> Record set:
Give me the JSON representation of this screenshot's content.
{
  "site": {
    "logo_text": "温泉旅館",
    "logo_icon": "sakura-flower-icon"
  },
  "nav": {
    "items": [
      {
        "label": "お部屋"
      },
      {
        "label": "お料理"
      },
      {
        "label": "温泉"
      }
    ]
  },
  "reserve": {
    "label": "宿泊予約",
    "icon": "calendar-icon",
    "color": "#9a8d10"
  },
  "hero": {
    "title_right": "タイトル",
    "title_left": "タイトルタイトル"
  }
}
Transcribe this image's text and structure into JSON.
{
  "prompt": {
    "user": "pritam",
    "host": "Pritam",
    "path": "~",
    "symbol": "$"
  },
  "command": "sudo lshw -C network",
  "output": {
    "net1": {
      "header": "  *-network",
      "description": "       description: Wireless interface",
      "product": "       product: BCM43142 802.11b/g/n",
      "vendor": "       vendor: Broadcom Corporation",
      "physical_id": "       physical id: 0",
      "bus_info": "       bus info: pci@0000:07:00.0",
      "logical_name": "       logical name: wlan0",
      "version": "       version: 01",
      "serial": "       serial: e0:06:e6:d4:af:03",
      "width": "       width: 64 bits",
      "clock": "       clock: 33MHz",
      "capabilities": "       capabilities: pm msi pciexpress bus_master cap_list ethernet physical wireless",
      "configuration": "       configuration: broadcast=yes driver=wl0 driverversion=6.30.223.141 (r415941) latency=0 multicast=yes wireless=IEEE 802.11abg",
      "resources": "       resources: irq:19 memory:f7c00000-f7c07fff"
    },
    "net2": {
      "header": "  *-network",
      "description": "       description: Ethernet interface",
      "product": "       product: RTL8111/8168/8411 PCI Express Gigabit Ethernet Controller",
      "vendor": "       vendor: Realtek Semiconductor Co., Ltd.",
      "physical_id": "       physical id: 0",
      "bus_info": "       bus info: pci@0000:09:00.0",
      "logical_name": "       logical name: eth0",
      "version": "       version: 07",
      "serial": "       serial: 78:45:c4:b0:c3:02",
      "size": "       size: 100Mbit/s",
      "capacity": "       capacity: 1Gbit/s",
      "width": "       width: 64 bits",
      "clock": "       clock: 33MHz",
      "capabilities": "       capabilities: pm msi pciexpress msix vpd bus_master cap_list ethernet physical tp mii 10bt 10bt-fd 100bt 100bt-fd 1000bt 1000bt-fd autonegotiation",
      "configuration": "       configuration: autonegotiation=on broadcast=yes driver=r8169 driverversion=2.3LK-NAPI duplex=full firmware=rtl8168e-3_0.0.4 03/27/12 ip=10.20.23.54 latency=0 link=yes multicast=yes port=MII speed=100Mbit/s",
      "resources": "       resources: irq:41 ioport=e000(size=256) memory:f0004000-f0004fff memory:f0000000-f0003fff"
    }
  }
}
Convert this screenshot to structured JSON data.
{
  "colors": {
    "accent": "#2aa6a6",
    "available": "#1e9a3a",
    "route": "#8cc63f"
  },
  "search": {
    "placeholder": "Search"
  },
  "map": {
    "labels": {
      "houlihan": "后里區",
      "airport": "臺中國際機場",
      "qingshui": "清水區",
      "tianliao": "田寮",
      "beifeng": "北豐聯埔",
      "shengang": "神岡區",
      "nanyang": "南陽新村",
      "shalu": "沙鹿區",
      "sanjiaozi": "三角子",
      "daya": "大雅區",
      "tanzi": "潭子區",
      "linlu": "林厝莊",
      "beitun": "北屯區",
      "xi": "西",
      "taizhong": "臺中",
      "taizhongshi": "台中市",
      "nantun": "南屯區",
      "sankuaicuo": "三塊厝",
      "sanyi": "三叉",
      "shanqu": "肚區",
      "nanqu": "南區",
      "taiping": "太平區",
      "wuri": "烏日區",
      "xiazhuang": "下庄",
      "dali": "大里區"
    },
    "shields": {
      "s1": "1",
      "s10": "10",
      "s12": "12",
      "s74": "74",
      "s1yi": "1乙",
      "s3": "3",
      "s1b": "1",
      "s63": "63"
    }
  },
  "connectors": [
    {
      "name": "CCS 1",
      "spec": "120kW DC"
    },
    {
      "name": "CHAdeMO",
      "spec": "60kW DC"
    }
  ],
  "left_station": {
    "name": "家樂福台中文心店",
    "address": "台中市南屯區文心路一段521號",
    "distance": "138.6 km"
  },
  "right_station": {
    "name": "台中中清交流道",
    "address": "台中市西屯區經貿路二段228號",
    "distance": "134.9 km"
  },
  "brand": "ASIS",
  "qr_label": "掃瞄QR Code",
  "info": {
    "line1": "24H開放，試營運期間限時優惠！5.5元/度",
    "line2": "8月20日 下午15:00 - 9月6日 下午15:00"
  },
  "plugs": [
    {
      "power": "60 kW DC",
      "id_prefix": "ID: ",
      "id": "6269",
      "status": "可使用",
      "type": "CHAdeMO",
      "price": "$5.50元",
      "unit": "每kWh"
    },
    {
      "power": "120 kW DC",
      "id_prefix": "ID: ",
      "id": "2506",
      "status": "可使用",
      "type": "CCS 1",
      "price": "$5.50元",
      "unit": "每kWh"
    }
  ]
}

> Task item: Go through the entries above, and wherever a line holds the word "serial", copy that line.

> Written answer:
      "serial": "       serial: e0:06:e6:d4:af:03",
      "serial": "       serial: 78:45:c4:b0:c3:02",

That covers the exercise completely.